● **Directions for this task**: Where does the string "icon" occur in the records below? Copy every line that holds it.
Dataset: Begin
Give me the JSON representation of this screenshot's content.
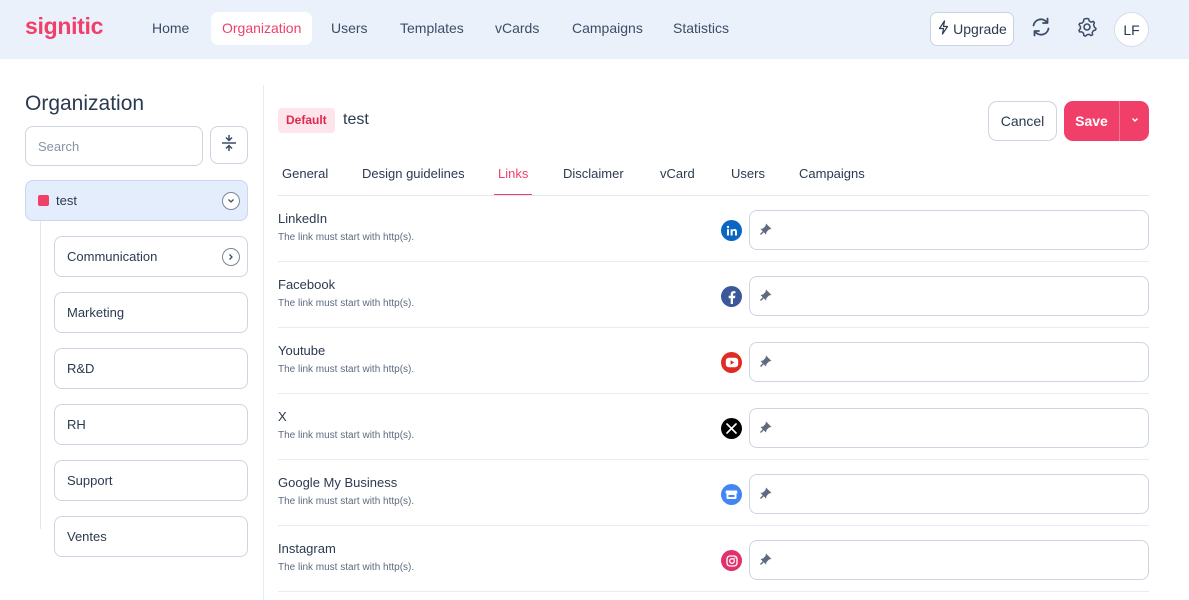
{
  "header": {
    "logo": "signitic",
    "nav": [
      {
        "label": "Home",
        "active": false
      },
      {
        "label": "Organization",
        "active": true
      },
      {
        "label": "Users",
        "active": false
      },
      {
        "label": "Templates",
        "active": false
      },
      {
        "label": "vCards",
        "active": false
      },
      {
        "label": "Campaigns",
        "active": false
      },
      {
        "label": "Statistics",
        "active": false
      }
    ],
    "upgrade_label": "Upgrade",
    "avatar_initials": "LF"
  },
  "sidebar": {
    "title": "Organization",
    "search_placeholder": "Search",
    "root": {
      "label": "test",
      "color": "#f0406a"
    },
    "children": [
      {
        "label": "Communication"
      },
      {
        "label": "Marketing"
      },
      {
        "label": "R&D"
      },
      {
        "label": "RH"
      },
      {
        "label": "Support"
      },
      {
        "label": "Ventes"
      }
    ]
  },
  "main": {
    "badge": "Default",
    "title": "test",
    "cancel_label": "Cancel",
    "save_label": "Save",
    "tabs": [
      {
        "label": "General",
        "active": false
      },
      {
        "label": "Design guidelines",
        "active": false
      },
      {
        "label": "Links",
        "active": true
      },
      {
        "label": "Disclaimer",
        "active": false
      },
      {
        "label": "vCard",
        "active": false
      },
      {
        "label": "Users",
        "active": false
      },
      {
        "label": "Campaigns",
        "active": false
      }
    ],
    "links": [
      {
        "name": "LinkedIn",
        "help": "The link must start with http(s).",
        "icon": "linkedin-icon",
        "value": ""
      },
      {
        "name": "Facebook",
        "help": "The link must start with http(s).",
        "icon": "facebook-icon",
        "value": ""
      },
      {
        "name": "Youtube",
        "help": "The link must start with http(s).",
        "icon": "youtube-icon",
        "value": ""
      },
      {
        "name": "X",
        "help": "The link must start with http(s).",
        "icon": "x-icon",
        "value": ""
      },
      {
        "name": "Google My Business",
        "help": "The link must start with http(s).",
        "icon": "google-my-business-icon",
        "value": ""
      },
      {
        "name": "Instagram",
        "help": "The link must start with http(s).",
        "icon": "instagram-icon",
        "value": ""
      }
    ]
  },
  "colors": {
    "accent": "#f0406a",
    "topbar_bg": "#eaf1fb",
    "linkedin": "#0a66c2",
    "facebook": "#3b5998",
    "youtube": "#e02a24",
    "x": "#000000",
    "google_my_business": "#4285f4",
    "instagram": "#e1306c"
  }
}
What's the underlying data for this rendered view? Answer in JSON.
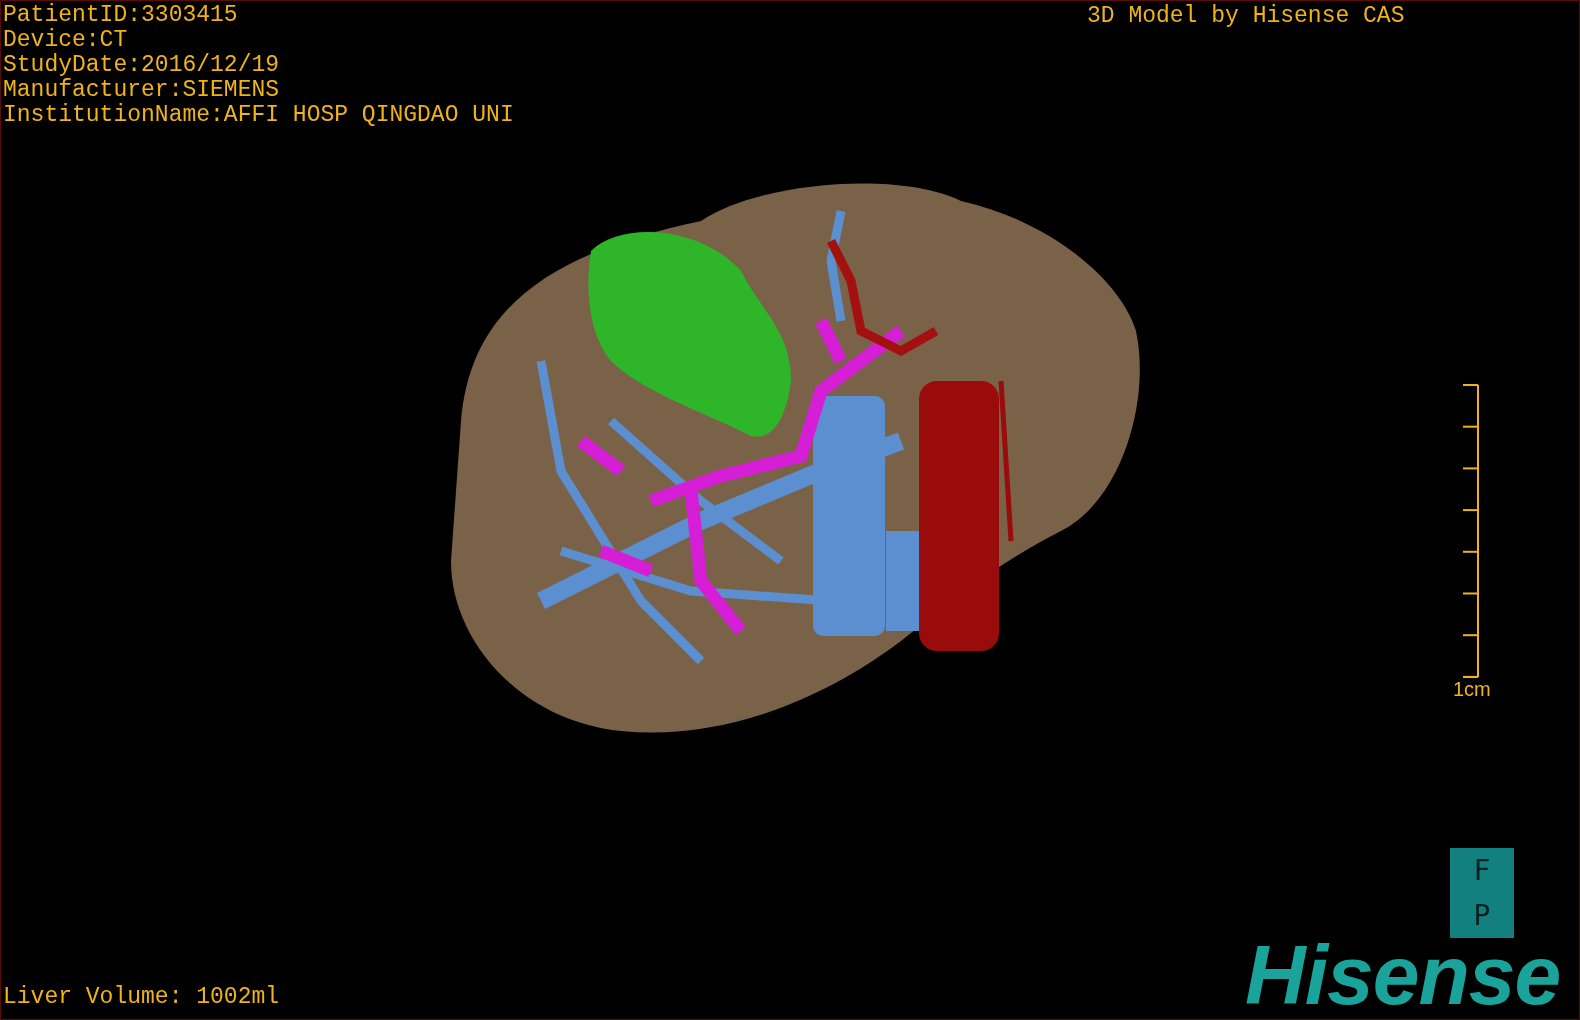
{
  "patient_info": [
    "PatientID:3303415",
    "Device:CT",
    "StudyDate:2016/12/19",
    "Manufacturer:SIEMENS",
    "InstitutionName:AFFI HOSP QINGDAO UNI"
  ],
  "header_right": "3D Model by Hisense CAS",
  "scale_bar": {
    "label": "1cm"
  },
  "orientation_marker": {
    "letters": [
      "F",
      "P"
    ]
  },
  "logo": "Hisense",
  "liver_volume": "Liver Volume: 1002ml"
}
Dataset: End
● **Expected answer**:
        "icon": "linkedin-icon",
        "icon": "facebook-icon",
        "icon": "youtube-icon",
        "icon": "x-icon",
        "icon": "google-my-business-icon",
        "icon": "instagram-icon",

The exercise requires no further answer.